Cybil Saenz


Artist Website

Social Media

Creative Disciplines and Mediums

  • Digital Visual Arts
  • Media Production
  • Mixed Media
  • Collage Art


Cybil Pallugna-Saenz is a multimedia artist specializing in digital content creation. She began working in digital art at Village Voice Media’s Houston Press where she discovered a hidden talent for graphic design and thrived in the weekly deadline driven schedule. Cybil excelled to Production Manager within three years and then pivoted to broadcast television working for the public access channel, Houston Media Source.

Currently, Cybil is an administrative professional in the Office of the Director at the Museum of Fine Arts, Houston and a freelance digital content producer for nonprofit organizations.

A self proclaimed film buff, you will often find Cybil in a dark movie theater watching an independent film or the new Marvel movie on any given weekend. Cybil is also a founding member of the Filipinx Artists of Houston and the Vice President, Membership & Audience Engagement of Filipino American National Historical Society – Houston, Texas, Chapter 32.

In 2004, Cybil produced Houston’s first Filipino-American television show called “Halo Halo TV” on the public access channel, Houston MediaSource. It was a thirty-minute show that featured Tagalog lessons and community events in and around Houston. “Halo-Halo TV” was sponsored by the Houston Northwest Filipino-American Community, where Cybil grew up. The series lasted for only one season and was hosted by Cybil Pallugna, Derick Mendoza, and Grace Rodriguez.

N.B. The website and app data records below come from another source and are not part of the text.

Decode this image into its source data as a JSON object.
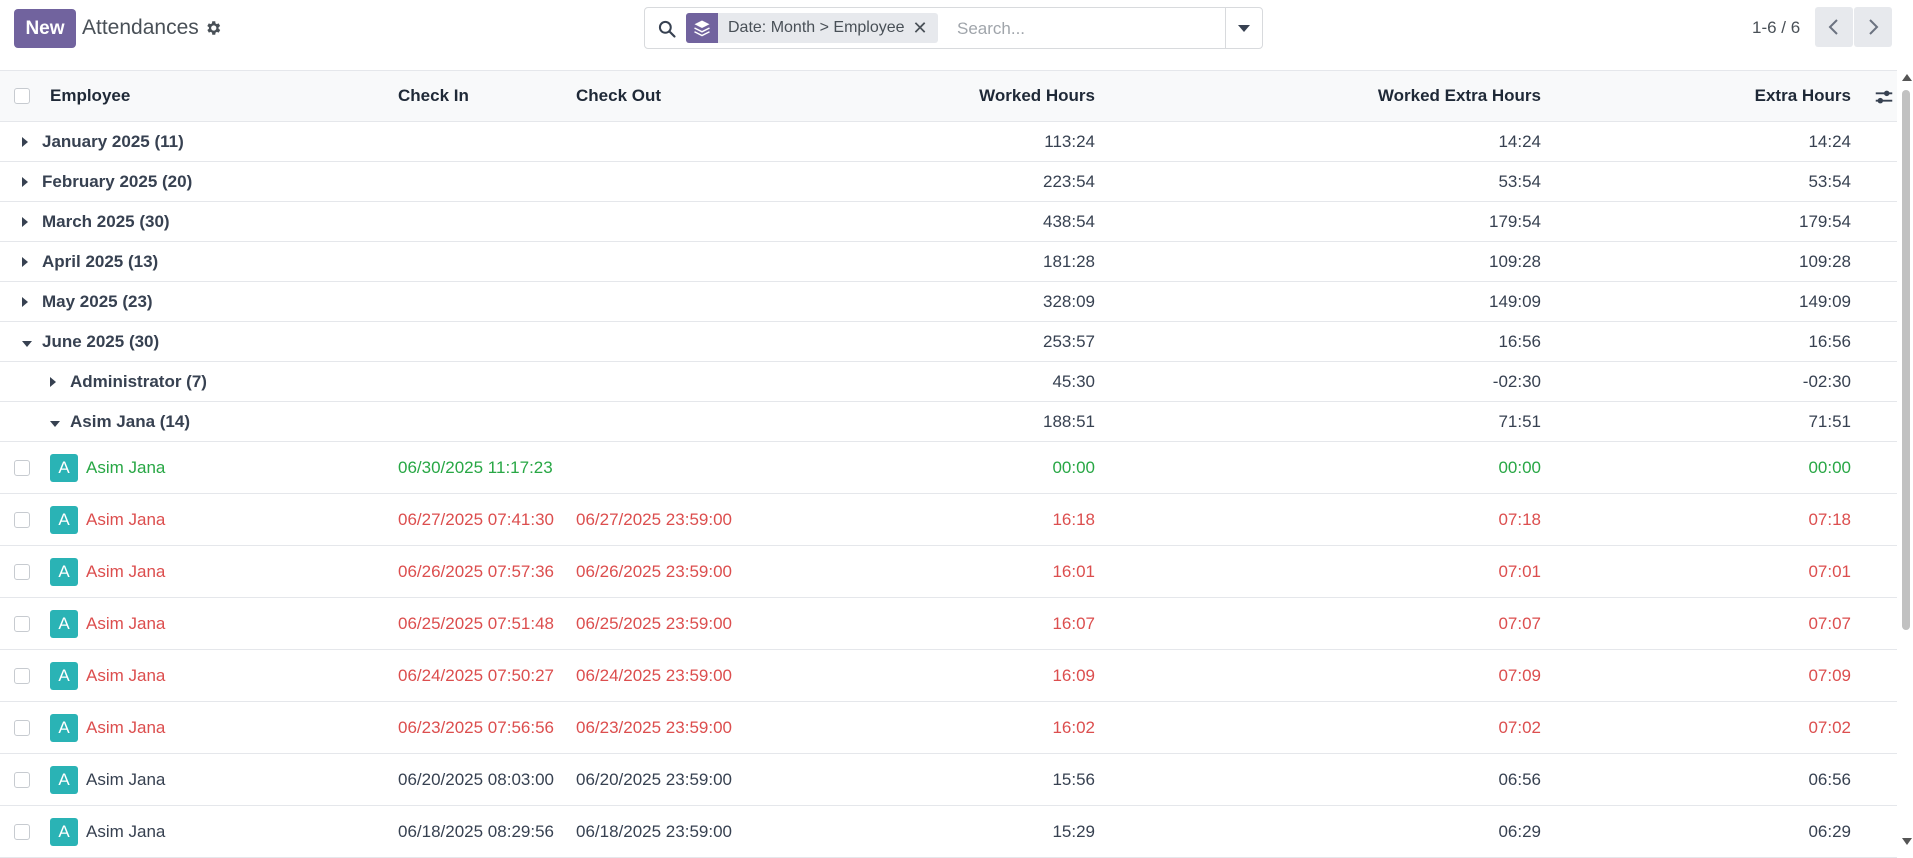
{
  "toolbar": {
    "new_label": "New",
    "title": "Attendances",
    "gear_icon": "gear-icon"
  },
  "search": {
    "facet_label": "Date: Month > Employee",
    "facet_icon": "layers-icon",
    "placeholder": "Search...",
    "value": ""
  },
  "pager": {
    "range": "1-6 / 6"
  },
  "columns": {
    "employee": "Employee",
    "check_in": "Check In",
    "check_out": "Check Out",
    "worked_hours": "Worked Hours",
    "worked_extra_hours": "Worked Extra Hours",
    "extra_hours": "Extra Hours"
  },
  "groups": [
    {
      "label": "January 2025 (11)",
      "worked": "113:24",
      "worked_extra": "14:24",
      "extra": "14:24"
    },
    {
      "label": "February 2025 (20)",
      "worked": "223:54",
      "worked_extra": "53:54",
      "extra": "53:54"
    },
    {
      "label": "March 2025 (30)",
      "worked": "438:54",
      "worked_extra": "179:54",
      "extra": "179:54"
    },
    {
      "label": "April 2025 (13)",
      "worked": "181:28",
      "worked_extra": "109:28",
      "extra": "109:28"
    },
    {
      "label": "May 2025 (23)",
      "worked": "328:09",
      "worked_extra": "149:09",
      "extra": "149:09"
    },
    {
      "label": "June 2025 (30)",
      "worked": "253:57",
      "worked_extra": "16:56",
      "extra": "16:56"
    }
  ],
  "subgroups": [
    {
      "label": "Administrator (7)",
      "worked": "45:30",
      "worked_extra": "-02:30",
      "extra": "-02:30"
    },
    {
      "label": "Asim Jana (14)",
      "worked": "188:51",
      "worked_extra": "71:51",
      "extra": "71:51"
    }
  ],
  "records": [
    {
      "avatar": "A",
      "employee": "Asim Jana",
      "check_in": "06/30/2025 11:17:23",
      "check_out": "",
      "worked": "00:00",
      "worked_extra": "00:00",
      "extra": "00:00",
      "status": "green"
    },
    {
      "avatar": "A",
      "employee": "Asim Jana",
      "check_in": "06/27/2025 07:41:30",
      "check_out": "06/27/2025 23:59:00",
      "worked": "16:18",
      "worked_extra": "07:18",
      "extra": "07:18",
      "status": "red"
    },
    {
      "avatar": "A",
      "employee": "Asim Jana",
      "check_in": "06/26/2025 07:57:36",
      "check_out": "06/26/2025 23:59:00",
      "worked": "16:01",
      "worked_extra": "07:01",
      "extra": "07:01",
      "status": "red"
    },
    {
      "avatar": "A",
      "employee": "Asim Jana",
      "check_in": "06/25/2025 07:51:48",
      "check_out": "06/25/2025 23:59:00",
      "worked": "16:07",
      "worked_extra": "07:07",
      "extra": "07:07",
      "status": "red"
    },
    {
      "avatar": "A",
      "employee": "Asim Jana",
      "check_in": "06/24/2025 07:50:27",
      "check_out": "06/24/2025 23:59:00",
      "worked": "16:09",
      "worked_extra": "07:09",
      "extra": "07:09",
      "status": "red"
    },
    {
      "avatar": "A",
      "employee": "Asim Jana",
      "check_in": "06/23/2025 07:56:56",
      "check_out": "06/23/2025 23:59:00",
      "worked": "16:02",
      "worked_extra": "07:02",
      "extra": "07:02",
      "status": "red"
    },
    {
      "avatar": "A",
      "employee": "Asim Jana",
      "check_in": "06/20/2025 08:03:00",
      "check_out": "06/20/2025 23:59:00",
      "worked": "15:56",
      "worked_extra": "06:56",
      "extra": "06:56",
      "status": "normal"
    },
    {
      "avatar": "A",
      "employee": "Asim Jana",
      "check_in": "06/18/2025 08:29:56",
      "check_out": "06/18/2025 23:59:00",
      "worked": "15:29",
      "worked_extra": "06:29",
      "extra": "06:29",
      "status": "normal"
    }
  ],
  "colors": {
    "brand": "#71639e",
    "avatar": "#2ab3b5",
    "green": "#28a745",
    "red": "#dc4e4e"
  }
}
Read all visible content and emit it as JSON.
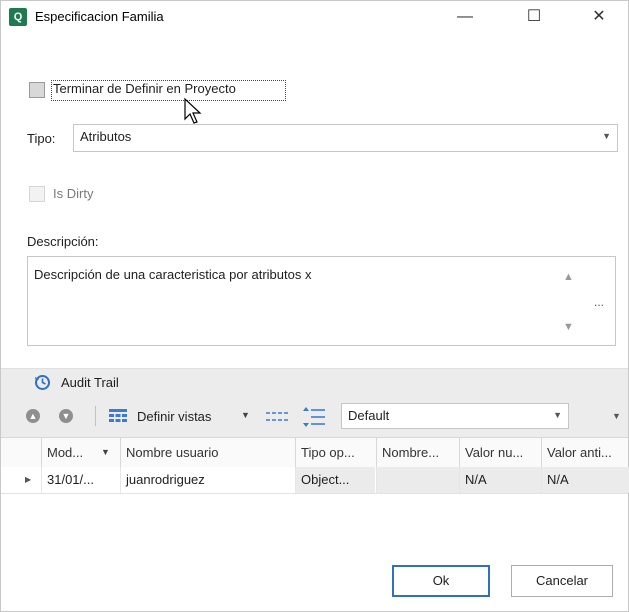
{
  "window": {
    "title": "Especificacion Familia",
    "app_icon_glyph": "Q",
    "controls": {
      "minimize": "—",
      "maximize": "☐",
      "close": "✕"
    }
  },
  "form": {
    "terminar_label": "Terminar de Definir en Proyecto",
    "tipo_label": "Tipo:",
    "tipo_value": "Atributos",
    "is_dirty_label": "Is Dirty",
    "descripcion_label": "Descripción:",
    "descripcion_value": "Descripción de una caracteristica por atributos x",
    "memo_ellipsis": "..."
  },
  "audit": {
    "title": "Audit Trail",
    "toolbar": {
      "definir_vistas_label": "Definir vistas",
      "view_value": "Default"
    },
    "columns": [
      "Mod...",
      "Nombre usuario",
      "Tipo op...",
      "Nombre...",
      "Valor nu...",
      "Valor anti..."
    ],
    "rows": [
      {
        "mod": "31/01/...",
        "usuario": "juanrodriguez",
        "tipo": "Object...",
        "nombre": "",
        "valor_nuevo": "N/A",
        "valor_anterior": "N/A"
      }
    ]
  },
  "footer": {
    "ok_label": "Ok",
    "cancel_label": "Cancelar"
  },
  "colors": {
    "accent": "#2f6fc6",
    "app_icon": "#1f7a52",
    "grid_icon": "#3a7bd5"
  }
}
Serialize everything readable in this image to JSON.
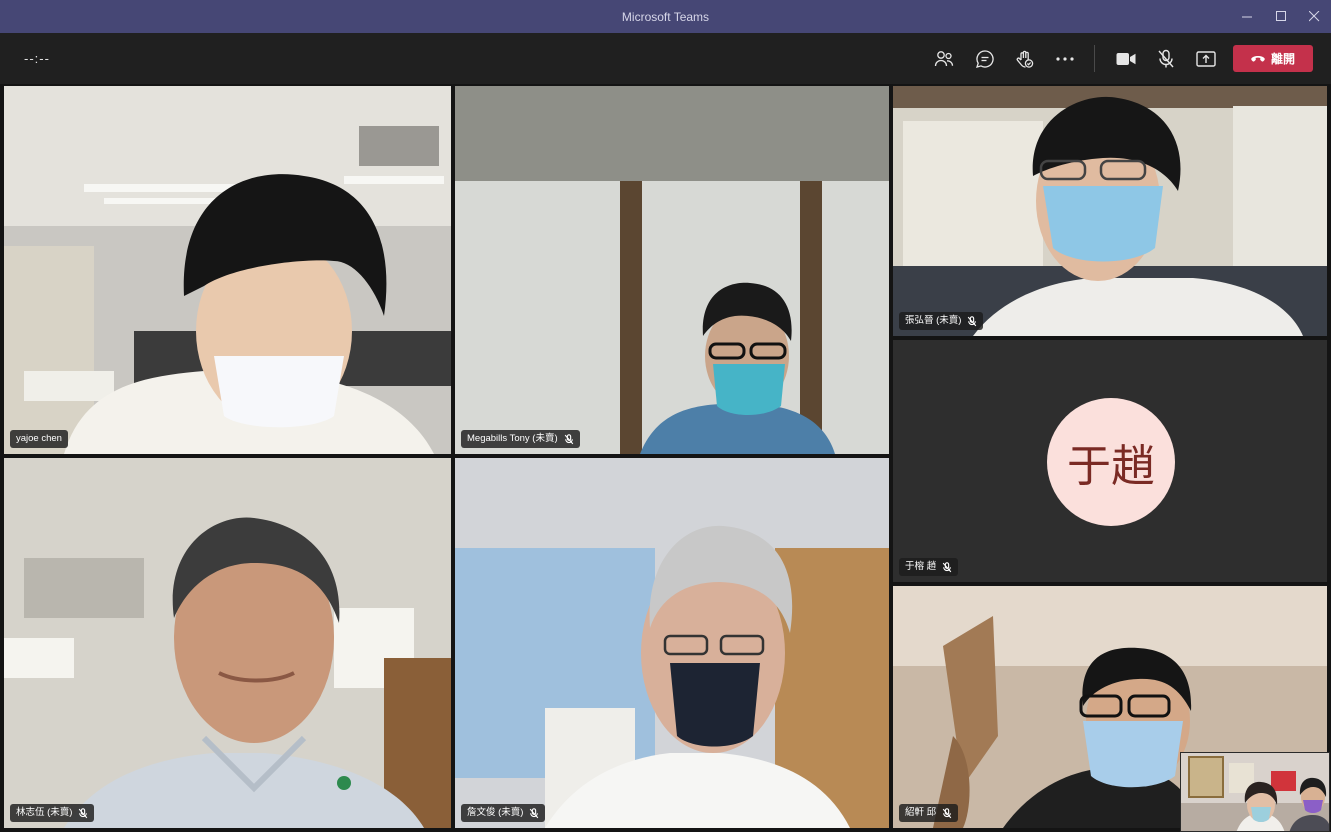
{
  "window": {
    "title": "Microsoft Teams"
  },
  "toolbar": {
    "timer": "--:--",
    "leave_label": "離開",
    "colors": {
      "leave": "#c4314b",
      "toolbar_bg": "#202020",
      "titlebar_bg": "#464775"
    },
    "icons": [
      "participants-icon",
      "chat-icon",
      "raise-hand-icon",
      "more-options-icon",
      "camera-icon",
      "mic-muted-icon",
      "share-screen-icon",
      "phone-hangup-icon"
    ]
  },
  "participants": [
    {
      "name": "yajoe chen",
      "muted": false
    },
    {
      "name": "Megabills Tony (未賣)",
      "muted": true
    },
    {
      "name": "張弘晉 (未賣)",
      "muted": true
    },
    {
      "name": "于榕 趙",
      "muted": true,
      "initials": "于趙",
      "avatar_bg": "#fbe0dc",
      "avatar_fg": "#7a2a24"
    },
    {
      "name": "林志伍 (未賣)",
      "muted": true
    },
    {
      "name": "詹文俊 (未賣)",
      "muted": true
    },
    {
      "name": "紹軒 邱",
      "muted": true
    }
  ]
}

When not watching or making films, Cybil spends time with her husband, Alejandro Saenz, Jr., and their three children, Apolonio, Benicio and Alejandro III.

Artist Statement

Cybil Pallugna-Saenz is a second generation Filipinx-American born in Chicago, Illinois to Filipino immigrant parents and has been searching for an authentic identity her entire life. Not quite Filipina, not quite American, Cybil sought answers to her identity questions in pop culture, television, and movies. However, not seeing herself represented in those mediums increased her alienation and confusion.

Fast forward to 2019, after having children of her own and connecting with other creative Filipinx artists, Cybil has begun to develop the identity she has yearned for and sought after through readings by Dr. Leny Stroebel, Lane Wilcken, Jana Lynn Umipig, and Omehra Sigahne. As she continues to feed her mind with pre-colonial knowledge and increase her acceptance in Filipinx indigenous ways, Cybil is building the courage to share her story and truths with utmost clarity and transparency.